_The problem_. List each line of the data that holds the word "circle".

_Data for processing_.
:::
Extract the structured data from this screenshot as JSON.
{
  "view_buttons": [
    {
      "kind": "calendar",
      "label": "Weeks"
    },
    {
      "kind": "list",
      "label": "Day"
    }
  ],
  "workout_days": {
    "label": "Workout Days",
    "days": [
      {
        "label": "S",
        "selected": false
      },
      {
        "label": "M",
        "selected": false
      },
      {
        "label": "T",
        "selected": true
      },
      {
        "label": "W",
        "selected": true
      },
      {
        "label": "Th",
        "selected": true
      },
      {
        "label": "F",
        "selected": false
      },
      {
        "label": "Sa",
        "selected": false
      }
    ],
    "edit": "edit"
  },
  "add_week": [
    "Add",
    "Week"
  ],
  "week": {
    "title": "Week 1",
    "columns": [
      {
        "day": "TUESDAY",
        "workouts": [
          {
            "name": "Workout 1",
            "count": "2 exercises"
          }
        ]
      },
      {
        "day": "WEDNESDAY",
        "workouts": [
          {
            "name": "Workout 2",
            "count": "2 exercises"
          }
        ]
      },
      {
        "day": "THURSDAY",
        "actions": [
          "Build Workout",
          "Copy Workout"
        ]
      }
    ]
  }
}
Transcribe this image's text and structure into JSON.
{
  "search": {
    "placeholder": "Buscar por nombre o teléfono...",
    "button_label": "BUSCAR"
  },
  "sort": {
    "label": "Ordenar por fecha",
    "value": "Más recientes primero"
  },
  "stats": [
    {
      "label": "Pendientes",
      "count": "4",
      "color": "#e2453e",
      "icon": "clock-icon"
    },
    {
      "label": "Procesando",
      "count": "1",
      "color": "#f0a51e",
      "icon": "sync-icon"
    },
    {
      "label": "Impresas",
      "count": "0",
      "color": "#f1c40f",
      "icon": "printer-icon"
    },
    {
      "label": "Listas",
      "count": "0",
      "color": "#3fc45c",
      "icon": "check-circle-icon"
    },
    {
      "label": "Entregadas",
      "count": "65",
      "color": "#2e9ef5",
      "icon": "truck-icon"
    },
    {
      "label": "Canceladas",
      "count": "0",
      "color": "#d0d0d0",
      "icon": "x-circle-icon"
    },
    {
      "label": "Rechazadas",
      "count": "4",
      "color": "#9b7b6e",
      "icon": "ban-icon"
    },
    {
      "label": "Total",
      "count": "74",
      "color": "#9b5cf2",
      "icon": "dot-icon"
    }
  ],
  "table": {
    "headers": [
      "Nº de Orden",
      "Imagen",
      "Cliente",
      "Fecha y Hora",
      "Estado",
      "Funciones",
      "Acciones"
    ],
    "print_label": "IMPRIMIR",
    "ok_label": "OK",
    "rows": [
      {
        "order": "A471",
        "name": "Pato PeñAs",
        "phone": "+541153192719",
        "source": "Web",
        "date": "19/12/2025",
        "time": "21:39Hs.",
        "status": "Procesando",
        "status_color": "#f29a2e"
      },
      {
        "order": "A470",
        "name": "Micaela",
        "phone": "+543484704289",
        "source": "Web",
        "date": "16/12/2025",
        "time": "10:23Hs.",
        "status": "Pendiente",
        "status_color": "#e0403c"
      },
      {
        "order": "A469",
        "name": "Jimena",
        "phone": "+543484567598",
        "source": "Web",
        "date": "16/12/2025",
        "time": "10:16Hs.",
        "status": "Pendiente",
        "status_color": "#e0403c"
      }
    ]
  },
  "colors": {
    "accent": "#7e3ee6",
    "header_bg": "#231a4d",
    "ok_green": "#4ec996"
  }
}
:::
_Written response_.
      "icon": "check-circle-icon"
      "icon": "x-circle-icon"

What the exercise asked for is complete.